In our day and age, with information carried on portable devices, it's too easy to lose data. A doctor may think nothing of taking a laptop containing work that includes confidential patient information home for the weekend. But when that laptop is lost—whether stolen or simply misplaced—these medical practitioners need technology solutions that quickly resuscitate their prospects of avoiding embarrassing and costly calls to government agencies (to which the reporting of data breaches is required).
As we've observed, symptoms of data loss can include regret, severe anxiety and even breaking out in a cold sweat. When it comes to situations such as this—which do, inevitably, arise—doctors are under managed service providers' (MSPs') orders to have data protection and encryption solutions in place before these events to prevent them from occurring.
Of course, terribly cumbersome encryption can be a bitter pill to swallow, and with the wrong solution, doctors can't be blamed for believing the cure is worse than the disease. We've seen firsthand, though, that it is possible to ensure a clean bill of health for your data security without those burdens that disrupt business.
Doctors and other health care professionals need the devices they use to be protected without ever having to think about it or even realizing the protection is there. Ideally, the method must be both dependable and invisible.
Using a Web-based encryption management tool, MSPs can remotely deploy and manage computer security with ease. This system is pretty painless from an everyday device use standpoint, and remains so even on those occasions when data loss does occur.
In the event of a medical practice coming down with a case of a lost device, MSP techs can remotely quarantine (temporarily deny data access) or wipe sensitive patient data from the device. The medical practice easily pulls through with no risk to its monetary or reputational health, and without even needing to alert government agencies, because there is no breach.
One more important point on the topic: MSPs serving medical businesses must be aware of their own risk and liabilities as well. If a data breach occurs while an MSP is holding electronic personal health information on behalf of a client, the MSP is the liable entity.
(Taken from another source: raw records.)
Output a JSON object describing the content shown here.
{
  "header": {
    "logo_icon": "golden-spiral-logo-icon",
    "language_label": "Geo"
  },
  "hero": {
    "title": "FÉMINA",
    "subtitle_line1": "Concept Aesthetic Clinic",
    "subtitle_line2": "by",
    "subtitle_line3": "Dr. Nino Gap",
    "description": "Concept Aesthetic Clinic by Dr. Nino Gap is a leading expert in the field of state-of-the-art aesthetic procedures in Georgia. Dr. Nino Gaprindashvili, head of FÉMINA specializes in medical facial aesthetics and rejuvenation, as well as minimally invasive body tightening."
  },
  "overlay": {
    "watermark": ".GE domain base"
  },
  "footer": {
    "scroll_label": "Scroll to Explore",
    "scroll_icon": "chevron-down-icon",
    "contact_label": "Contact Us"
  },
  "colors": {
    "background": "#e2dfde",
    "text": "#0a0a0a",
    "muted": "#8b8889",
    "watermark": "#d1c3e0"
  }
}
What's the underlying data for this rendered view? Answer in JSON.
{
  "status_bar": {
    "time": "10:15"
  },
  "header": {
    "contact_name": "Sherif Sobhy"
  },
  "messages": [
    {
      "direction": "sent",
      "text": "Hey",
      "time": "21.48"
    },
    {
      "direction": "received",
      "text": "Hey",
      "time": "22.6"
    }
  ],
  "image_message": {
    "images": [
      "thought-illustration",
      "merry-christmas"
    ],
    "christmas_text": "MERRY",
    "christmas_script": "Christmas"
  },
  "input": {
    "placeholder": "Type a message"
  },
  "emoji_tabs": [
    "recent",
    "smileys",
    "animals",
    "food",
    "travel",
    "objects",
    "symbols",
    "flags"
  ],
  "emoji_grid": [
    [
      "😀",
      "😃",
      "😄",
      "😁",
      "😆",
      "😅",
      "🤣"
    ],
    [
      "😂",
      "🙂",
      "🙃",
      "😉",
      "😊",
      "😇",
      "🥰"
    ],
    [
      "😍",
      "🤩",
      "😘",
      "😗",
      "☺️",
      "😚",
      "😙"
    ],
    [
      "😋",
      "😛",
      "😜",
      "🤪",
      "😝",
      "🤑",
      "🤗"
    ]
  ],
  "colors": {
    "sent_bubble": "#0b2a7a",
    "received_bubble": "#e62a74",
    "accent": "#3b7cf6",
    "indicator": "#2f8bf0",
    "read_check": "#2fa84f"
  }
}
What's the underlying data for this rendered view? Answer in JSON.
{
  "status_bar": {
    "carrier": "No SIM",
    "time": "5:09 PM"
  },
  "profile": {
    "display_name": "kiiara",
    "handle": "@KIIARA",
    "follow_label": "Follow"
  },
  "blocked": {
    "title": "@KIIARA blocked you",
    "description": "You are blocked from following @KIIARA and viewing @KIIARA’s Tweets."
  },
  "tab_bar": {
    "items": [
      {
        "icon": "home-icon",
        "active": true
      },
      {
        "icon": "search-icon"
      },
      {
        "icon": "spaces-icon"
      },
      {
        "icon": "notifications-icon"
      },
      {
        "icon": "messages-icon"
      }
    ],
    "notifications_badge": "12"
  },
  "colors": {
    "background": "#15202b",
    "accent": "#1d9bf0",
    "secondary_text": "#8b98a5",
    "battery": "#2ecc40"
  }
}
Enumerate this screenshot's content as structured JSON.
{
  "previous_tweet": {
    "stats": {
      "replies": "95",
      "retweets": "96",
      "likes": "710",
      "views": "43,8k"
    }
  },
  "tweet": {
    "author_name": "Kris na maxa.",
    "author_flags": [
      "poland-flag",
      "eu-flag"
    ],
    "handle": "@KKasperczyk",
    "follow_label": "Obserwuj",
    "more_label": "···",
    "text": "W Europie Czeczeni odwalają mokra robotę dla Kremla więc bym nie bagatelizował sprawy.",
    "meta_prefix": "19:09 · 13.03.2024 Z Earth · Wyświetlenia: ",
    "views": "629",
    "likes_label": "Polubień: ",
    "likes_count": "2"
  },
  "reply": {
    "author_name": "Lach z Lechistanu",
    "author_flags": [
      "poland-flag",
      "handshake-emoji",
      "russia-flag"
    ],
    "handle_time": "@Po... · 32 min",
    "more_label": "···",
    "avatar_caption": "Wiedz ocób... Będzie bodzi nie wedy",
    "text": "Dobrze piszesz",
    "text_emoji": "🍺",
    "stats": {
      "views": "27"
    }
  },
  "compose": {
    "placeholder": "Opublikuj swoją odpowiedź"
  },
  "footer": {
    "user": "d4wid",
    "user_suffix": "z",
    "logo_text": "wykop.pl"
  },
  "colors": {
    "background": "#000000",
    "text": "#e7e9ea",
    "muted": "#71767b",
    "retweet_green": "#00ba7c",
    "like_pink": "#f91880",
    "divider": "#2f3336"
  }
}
Even in cases where the client is the sole holder of the breached data, their MSP will certainly be included in the subsequent regulatory audit to explain the technological portion of the situation as it happened, and that is by no means an appealing scenario to be involved in.
As with medical businesses and their patients, MSPs serve their medical clients and themselves best when providing comprehensive data security protection. When data encryption is what the doctor ordered, both doctor and MSP need not worry about data breaches, giving a booster to their mental health and peace of mind, as well.
Doug Truitt is the CEO of Kalleo Technologies, a managed service provider specializing in highly efficient remote IT management support for the health care, government and transportation industries.